§ **Task goal**: Among the records, how many lines contain "name"? Only the number is needed.

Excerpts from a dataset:
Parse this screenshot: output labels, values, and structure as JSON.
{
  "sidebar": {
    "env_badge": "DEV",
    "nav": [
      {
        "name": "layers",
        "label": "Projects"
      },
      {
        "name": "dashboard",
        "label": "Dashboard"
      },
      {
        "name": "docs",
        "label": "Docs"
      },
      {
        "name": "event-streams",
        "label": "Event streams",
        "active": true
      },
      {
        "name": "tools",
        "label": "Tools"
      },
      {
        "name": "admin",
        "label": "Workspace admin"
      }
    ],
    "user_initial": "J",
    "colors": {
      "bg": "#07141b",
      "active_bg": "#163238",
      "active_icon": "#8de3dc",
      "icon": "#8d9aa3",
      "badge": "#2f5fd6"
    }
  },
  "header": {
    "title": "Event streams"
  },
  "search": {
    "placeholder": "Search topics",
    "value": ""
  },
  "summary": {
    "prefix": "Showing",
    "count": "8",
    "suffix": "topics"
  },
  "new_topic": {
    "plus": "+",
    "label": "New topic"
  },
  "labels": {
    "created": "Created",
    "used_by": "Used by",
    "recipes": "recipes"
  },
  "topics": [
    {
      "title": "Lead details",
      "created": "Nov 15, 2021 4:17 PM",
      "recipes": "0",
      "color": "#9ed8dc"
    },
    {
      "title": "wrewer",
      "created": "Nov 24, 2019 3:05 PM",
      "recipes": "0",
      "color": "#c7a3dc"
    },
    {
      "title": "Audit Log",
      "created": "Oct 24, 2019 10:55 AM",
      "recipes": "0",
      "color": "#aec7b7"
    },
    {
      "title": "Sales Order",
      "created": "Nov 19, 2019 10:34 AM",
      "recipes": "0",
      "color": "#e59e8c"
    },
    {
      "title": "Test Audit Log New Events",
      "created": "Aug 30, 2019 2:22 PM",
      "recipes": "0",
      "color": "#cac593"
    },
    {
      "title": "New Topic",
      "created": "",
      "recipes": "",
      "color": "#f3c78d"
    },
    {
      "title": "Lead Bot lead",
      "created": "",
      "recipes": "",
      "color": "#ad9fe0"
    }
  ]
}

§ **Task result**: 6